→ **Task statement**: Look through the data that follows and copy each line with the string "title".

→ **Supplied material**:
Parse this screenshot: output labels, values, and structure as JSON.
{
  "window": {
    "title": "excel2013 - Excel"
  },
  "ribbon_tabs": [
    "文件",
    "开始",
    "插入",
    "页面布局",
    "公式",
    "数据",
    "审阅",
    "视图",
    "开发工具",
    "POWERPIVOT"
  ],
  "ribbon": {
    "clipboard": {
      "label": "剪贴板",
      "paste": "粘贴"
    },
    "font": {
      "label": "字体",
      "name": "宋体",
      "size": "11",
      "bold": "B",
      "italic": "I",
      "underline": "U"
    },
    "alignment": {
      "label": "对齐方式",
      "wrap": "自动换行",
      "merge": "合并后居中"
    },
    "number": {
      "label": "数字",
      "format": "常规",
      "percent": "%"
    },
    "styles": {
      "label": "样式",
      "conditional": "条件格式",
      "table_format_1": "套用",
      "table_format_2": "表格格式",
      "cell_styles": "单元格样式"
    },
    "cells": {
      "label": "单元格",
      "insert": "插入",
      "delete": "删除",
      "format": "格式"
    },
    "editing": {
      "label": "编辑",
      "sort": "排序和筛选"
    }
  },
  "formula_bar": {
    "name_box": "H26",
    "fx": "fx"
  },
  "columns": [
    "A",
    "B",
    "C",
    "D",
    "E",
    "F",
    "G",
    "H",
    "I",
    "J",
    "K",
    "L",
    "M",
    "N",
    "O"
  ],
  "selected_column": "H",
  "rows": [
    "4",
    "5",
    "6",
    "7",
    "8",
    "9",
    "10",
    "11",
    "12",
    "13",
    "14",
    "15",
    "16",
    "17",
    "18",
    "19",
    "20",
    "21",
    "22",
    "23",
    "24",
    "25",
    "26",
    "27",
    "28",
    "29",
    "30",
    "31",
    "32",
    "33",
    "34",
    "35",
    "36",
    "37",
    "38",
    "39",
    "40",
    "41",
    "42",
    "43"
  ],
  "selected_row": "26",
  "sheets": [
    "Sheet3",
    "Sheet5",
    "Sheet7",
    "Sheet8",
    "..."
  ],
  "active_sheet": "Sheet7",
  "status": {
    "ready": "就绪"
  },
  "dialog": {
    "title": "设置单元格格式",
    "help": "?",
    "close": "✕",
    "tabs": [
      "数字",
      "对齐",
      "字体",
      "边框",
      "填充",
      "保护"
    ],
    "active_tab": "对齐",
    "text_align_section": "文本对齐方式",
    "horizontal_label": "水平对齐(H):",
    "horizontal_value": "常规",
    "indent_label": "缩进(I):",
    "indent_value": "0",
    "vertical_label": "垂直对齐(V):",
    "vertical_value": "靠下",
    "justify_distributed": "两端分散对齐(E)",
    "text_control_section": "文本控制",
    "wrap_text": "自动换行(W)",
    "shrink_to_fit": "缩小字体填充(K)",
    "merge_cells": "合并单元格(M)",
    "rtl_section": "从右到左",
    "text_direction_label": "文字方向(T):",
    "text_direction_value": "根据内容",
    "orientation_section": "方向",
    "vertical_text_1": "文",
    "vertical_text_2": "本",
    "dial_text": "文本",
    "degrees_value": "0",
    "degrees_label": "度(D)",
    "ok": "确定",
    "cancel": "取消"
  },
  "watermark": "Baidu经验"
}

→ **The completed task**:
    "title": "excel2013 - Excel"
    "title": "设置单元格格式",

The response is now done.